→ **PROBLEM STATEMENT**
Read the entries that follow and give each one again precisely.

--- SUPPLIED INFORMATION ---

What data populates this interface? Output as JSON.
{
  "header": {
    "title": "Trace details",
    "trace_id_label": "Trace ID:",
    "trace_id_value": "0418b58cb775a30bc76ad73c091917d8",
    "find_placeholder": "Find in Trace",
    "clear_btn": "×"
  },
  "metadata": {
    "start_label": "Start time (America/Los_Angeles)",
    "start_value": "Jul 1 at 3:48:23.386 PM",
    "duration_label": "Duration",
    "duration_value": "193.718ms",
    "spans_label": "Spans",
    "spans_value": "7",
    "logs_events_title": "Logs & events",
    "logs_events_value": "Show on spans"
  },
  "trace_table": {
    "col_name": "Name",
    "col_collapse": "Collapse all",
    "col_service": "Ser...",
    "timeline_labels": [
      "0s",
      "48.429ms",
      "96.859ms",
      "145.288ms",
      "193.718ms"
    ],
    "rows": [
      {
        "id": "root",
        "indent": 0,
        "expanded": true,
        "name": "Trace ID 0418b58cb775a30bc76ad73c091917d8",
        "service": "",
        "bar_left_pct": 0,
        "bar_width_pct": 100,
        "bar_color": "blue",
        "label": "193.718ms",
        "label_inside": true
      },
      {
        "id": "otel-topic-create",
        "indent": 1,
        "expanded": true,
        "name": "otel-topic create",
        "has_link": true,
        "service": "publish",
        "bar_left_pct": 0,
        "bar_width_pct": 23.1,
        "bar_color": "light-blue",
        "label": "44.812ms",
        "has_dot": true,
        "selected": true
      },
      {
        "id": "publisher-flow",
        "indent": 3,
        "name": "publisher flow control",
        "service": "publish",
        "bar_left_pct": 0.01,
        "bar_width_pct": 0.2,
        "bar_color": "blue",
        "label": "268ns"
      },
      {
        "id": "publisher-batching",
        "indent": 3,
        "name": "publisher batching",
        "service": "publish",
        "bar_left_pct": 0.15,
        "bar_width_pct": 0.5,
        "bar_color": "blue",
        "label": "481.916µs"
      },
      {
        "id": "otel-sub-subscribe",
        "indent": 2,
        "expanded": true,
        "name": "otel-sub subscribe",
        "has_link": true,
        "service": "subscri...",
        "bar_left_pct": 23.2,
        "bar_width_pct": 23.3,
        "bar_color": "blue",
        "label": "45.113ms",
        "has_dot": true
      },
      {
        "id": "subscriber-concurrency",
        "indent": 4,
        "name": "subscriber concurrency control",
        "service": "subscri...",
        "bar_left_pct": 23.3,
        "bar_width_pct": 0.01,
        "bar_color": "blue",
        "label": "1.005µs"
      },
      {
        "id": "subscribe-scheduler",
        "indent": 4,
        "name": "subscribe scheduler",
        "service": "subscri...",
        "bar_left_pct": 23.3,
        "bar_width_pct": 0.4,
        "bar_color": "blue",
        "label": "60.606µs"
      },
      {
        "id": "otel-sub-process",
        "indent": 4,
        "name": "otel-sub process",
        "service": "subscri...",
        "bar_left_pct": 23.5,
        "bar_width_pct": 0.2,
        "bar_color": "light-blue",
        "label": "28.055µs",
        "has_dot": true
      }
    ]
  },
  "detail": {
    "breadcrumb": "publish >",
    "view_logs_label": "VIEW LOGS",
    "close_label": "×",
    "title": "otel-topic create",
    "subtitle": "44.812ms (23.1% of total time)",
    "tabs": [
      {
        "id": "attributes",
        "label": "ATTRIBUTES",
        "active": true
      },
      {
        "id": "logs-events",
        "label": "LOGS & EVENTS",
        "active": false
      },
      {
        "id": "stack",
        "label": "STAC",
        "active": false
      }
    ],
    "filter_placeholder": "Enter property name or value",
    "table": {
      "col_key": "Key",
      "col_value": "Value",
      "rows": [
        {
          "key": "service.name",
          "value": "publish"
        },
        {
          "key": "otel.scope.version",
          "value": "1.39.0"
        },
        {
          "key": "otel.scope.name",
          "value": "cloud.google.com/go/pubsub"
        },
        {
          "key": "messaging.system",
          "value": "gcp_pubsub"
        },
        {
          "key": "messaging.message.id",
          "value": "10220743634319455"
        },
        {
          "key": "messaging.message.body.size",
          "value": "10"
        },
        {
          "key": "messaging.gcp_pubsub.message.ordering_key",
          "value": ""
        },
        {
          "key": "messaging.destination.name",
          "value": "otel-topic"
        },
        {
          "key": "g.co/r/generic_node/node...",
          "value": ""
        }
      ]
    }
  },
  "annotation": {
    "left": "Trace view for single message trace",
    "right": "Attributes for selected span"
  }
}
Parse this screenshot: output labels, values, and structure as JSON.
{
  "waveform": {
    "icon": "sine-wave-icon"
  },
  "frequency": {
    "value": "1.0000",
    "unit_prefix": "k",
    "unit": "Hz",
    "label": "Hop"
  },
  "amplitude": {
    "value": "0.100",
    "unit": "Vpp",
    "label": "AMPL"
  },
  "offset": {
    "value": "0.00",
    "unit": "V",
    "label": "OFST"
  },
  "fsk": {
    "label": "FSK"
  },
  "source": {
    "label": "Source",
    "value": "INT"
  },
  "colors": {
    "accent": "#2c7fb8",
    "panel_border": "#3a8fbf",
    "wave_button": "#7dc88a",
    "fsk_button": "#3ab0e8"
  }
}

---

→ **WRITTEN SOLUTION**
What data populates this interface? Output as JSON.
{
  "header": {
    "title": "Trace details",
    "trace_id_label": "Trace ID:",
    "trace_id_value": "0418b58cb775a30bc76ad73c091917d8",
    "find_placeholder": "Find in Trace",
    "clear_btn": "×"
  },
  "metadata": {
    "start_label": "Start time (America/Los_Angeles)",
    "start_value": "Jul 1 at 3:48:23.386 PM",
    "duration_label": "Duration",
    "duration_value": "193.718ms",
    "spans_label": "Spans",
    "spans_value": "7",
    "logs_events_title": "Logs & events",
    "logs_events_value": "Show on spans"
  },
  "trace_table": {
    "col_name": "Name",
    "col_collapse": "Collapse all",
    "col_service": "Ser...",
    "timeline_labels": [
      "0s",
      "48.429ms",
      "96.859ms",
      "145.288ms",
      "193.718ms"
    ],
    "rows": [
      {
        "id": "root",
        "indent": 0,
        "expanded": true,
        "name": "Trace ID 0418b58cb775a30bc76ad73c091917d8",
        "service": "",
        "bar_left_pct": 0,
        "bar_width_pct": 100,
        "bar_color": "blue",
        "label": "193.718ms",
        "label_inside": true
      },
      {
        "id": "otel-topic-create",
        "indent": 1,
        "expanded": true,
        "name": "otel-topic create",
        "has_link": true,
        "service": "publish",
        "bar_left_pct": 0,
        "bar_width_pct": 23.1,
        "bar_color": "light-blue",
        "label": "44.812ms",
        "has_dot": true,
        "selected": true
      },
      {
        "id": "publisher-flow",
        "indent": 3,
        "name": "publisher flow control",
        "service": "publish",
        "bar_left_pct": 0.01,
        "bar_width_pct": 0.2,
        "bar_color": "blue",
        "label": "268ns"
      },
      {
        "id": "publisher-batching",
        "indent": 3,
        "name": "publisher batching",
        "service": "publish",
        "bar_left_pct": 0.15,
        "bar_width_pct": 0.5,
        "bar_color": "blue",
        "label": "481.916µs"
      },
      {
        "id": "otel-sub-subscribe",
        "indent": 2,
        "expanded": true,
        "name": "otel-sub subscribe",
        "has_link": true,
        "service": "subscri...",
        "bar_left_pct": 23.2,
        "bar_width_pct": 23.3,
        "bar_color": "blue",
        "label": "45.113ms",
        "has_dot": true
      },
      {
        "id": "subscriber-concurrency",
        "indent": 4,
        "name": "subscriber concurrency control",
        "service": "subscri...",
        "bar_left_pct": 23.3,
        "bar_width_pct": 0.01,
        "bar_color": "blue",
        "label": "1.005µs"
      },
      {
        "id": "subscribe-scheduler",
        "indent": 4,
        "name": "subscribe scheduler",
        "service": "subscri...",
        "bar_left_pct": 23.3,
        "bar_width_pct": 0.4,
        "bar_color": "blue",
        "label": "60.606µs"
      },
      {
        "id": "otel-sub-process",
        "indent": 4,
        "name": "otel-sub process",
        "service": "subscri...",
        "bar_left_pct": 23.5,
        "bar_width_pct": 0.2,
        "bar_color": "light-blue",
        "label": "28.055µs",
        "has_dot": true
      }
    ]
  },
  "detail": {
    "breadcrumb": "publish >",
    "view_logs_label": "VIEW LOGS",
    "close_label": "×",
    "title": "otel-topic create",
    "subtitle": "44.812ms (23.1% of total time)",
    "tabs": [
      {
        "id": "attributes",
        "label": "ATTRIBUTES",
        "active": true
      },
      {
        "id": "logs-events",
        "label": "LOGS & EVENTS",
        "active": false
      },
      {
        "id": "stack",
        "label": "STAC",
        "active": false
      }
    ],
    "filter_placeholder": "Enter property name or value",
    "table": {
      "col_key": "Key",
      "col_value": "Value",
      "rows": [
        {
          "key": "service.name",
          "value": "publish"
        },
        {
          "key": "otel.scope.version",
          "value": "1.39.0"
        },
        {
          "key": "otel.scope.name",
          "value": "cloud.google.com/go/pubsub"
        },
        {
          "key": "messaging.system",
          "value": "gcp_pubsub"
        },
        {
          "key": "messaging.message.id",
          "value": "10220743634319455"
        },
        {
          "key": "messaging.message.body.size",
          "value": "10"
        },
        {
          "key": "messaging.gcp_pubsub.message.ordering_key",
          "value": ""
        },
        {
          "key": "messaging.destination.name",
          "value": "otel-topic"
        },
        {
          "key": "g.co/r/generic_node/node...",
          "value": ""
        }
      ]
    }
  },
  "annotation": {
    "left": "Trace view for single message trace",
    "right": "Attributes for selected span"
  }
}
Parse this screenshot: output labels, values, and structure as JSON.
{
  "waveform": {
    "icon": "sine-wave-icon"
  },
  "frequency": {
    "value": "1.0000",
    "unit_prefix": "k",
    "unit": "Hz",
    "label": "Hop"
  },
  "amplitude": {
    "value": "0.100",
    "unit": "Vpp",
    "label": "AMPL"
  },
  "offset": {
    "value": "0.00",
    "unit": "V",
    "label": "OFST"
  },
  "fsk": {
    "label": "FSK"
  },
  "source": {
    "label": "Source",
    "value": "INT"
  },
  "colors": {
    "accent": "#2c7fb8",
    "panel_border": "#3a8fbf",
    "wave_button": "#7dc88a",
    "fsk_button": "#3ab0e8"
  }
}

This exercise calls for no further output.